It's a good thing this list doesn't seem to have any hardcore
advocates of just intonation or other tuning schemes. Note that
I'm not being critical of any tuning system whatsoever--I just
want to point out that this topic can be as explosive as the
computer platform debate (and let's *really* stay away from that

And yes, tuning systems are pretty far off-topic for L-D. But...
I can't resist chiming in with a couple points, myself. (Okay,
you can spank me, but no leather!)

People are correct who say that there is no single standard
for tuning. This is obvious if you consider the vast range
of tuning systems used throughout the world.

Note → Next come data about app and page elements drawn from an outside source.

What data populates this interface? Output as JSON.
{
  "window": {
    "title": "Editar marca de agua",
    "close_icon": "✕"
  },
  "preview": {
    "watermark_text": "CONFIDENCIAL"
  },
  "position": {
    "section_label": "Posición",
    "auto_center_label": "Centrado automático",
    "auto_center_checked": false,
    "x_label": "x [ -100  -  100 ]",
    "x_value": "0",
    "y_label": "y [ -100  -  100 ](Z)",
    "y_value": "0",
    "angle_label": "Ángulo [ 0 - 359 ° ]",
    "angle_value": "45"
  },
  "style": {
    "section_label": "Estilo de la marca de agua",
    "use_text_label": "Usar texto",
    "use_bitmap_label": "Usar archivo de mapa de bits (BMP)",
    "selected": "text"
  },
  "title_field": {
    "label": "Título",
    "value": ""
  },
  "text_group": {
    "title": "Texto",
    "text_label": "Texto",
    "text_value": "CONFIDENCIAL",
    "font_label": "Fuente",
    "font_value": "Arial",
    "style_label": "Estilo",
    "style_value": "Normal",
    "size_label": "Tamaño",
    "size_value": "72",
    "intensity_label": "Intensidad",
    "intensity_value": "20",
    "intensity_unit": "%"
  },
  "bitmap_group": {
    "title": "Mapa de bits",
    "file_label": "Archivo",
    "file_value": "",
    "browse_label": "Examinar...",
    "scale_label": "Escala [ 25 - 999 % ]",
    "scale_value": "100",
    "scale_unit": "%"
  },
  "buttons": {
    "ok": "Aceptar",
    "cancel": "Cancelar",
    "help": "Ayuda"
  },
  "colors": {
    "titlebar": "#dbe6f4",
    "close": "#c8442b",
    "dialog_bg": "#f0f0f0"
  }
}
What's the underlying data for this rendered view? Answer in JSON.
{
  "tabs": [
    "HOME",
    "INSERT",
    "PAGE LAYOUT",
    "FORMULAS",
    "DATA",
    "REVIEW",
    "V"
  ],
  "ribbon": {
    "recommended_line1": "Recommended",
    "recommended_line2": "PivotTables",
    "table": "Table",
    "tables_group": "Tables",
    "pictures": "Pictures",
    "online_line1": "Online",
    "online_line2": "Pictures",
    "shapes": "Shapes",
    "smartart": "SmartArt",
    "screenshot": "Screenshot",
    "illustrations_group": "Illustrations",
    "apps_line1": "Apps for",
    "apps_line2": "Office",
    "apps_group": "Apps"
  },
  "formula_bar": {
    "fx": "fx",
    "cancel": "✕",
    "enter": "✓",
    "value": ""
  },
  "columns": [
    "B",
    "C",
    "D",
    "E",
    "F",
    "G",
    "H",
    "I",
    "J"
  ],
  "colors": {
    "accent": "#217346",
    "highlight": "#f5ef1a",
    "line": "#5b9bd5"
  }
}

However, what we know as the major scale was originally based
on the naturally occurring overtone series. Overtones of a
fundamental frequency create an ascending pattern as follows:
(fundamental), octave, 5th, 4th, M3, m3, etc.

When composers such as Bach wanted to write music that freely
modulated from one key, or tonal center, to another, they felt
that the pitches corresponding to the natural overtone series
sounded "out of tune" at times. They realized that it is not
possible, in theory or in practice, to adjust the pitches of
our 12-note chromatic scale so that no matter on which note
you build a major scale, the pitches conform to the natural
overtone series.

Eventually, a compromise was reached in which all major scales
would be slightly out of tune with respect to the overtone
series, but modulation to all keys would be possible--none
would sound "worse" than any other. This tuning system is
essentially the one that we have inherited in the West, except
that most *acoustic* instruments I know of diverge slightly
in idiosyncratic ways from the "ideal".

As brass and woodwind players know, their horns are not "in
tune" on every note. In fact, many different fingerings have
been developed that allow good players to play more or less
"in tune", depending on the sound they're going for, and the
context in which they're playing.

It has been noted that guitars are "out of tune" with themselves.
Apparently the Buzz Feiten tuning system can remedy that to some
extent. However, for theoretical reasons, no guitar will ever be
completely in tune with itself. Again, it's because of the
cumulative effect of stacking "in tune" intervals on top of one
another. If you tune a guitar so that the A string is exactly
the same pitch as the A produced on the low E string, and the D
string is exactly the pitch produced on the A string, and so on,
your high E string will not be "in tune" with the low E string.

Concerning pianos tuning, there is an interesting aspect which
is often overlooked: even the octaves on an expertly tuned piano
are "out of tune" with each other. This is because we tend to
hear very high pitches somewhat flatter than they "really" are,
and very low pitches somewhat sharper than the "really" are. To
compensate, the highest notes on a piano are tuned sharp and the
lowest notes are tuned flat. This is called "stretching".

Well, I've rambled enough. My main point is that although there
are lots of physical, psychological, historical and cultural
factors involved, as musicians we should just use our ears and
realize we can choose a tuning system that sounds right to us for
whatever we want to do.